Hanukkah’s popularity shows how easy it is for nonsense to chase out good sense. We can ‘latkefy’ Hanukkah – making it all about consumption, then the inevitable indigestion. Or, we can Judaize Hanukkah annually, doubling down on its meaning, understanding that rituals are like candies. Just as sweets can burden us with empty calories and cavities or add zing and fun to our lives when consumed in proper proportion, rituals risk becoming ends in themselves. They can be empty echoes of our parents’ habits or endless to-do lists tethering us to busywork.

At their best, rituals brighten our lives by serving as shorthand. Rituals carry magical, profound codes within them evoking the spirituality of Mattathias, the courage of Judah, the majesty of the Temple, the beauty of Israel, the elixir of freedom, the faith of President Herzog’s great-great-grandmother in Hebron, the wisdom of our ancestors and the vision of our leaders: our people’s values and ideals, memories and stories. May this Hanukkah not only be the holiday of lights – but the holiday of renewal and enlightenment, a challenging opportunity rekindling the light we find in our greatest inheritance – Judaism and the Jewish people.

The writer is a distinguished scholar of North American history at McGill University, and the author of nine books on American History and three books on Zionism.

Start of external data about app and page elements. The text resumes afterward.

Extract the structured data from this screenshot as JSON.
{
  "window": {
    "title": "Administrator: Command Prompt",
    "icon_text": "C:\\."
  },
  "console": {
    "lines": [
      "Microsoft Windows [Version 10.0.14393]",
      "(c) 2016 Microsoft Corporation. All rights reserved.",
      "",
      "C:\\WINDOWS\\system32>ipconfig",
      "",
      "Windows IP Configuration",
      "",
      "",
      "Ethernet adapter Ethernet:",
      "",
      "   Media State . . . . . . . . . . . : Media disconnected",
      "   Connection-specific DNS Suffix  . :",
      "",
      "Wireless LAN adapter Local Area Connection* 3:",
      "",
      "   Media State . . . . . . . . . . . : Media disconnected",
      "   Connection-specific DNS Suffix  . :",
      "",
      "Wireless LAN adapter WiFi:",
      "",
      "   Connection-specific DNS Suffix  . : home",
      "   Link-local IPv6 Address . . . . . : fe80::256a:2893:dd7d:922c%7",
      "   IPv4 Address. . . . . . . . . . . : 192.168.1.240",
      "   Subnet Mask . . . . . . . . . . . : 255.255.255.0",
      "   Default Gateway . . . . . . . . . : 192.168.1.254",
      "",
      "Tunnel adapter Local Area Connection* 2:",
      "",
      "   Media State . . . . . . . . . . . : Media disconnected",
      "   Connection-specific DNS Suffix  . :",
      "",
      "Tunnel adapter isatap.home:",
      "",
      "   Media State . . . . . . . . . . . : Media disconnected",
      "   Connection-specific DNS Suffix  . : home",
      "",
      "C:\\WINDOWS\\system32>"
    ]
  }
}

His book, Never Alone: Prison, Politics and  My People, co-authored with Natan Sharansky was recently published by PublicAffairs of Hachette.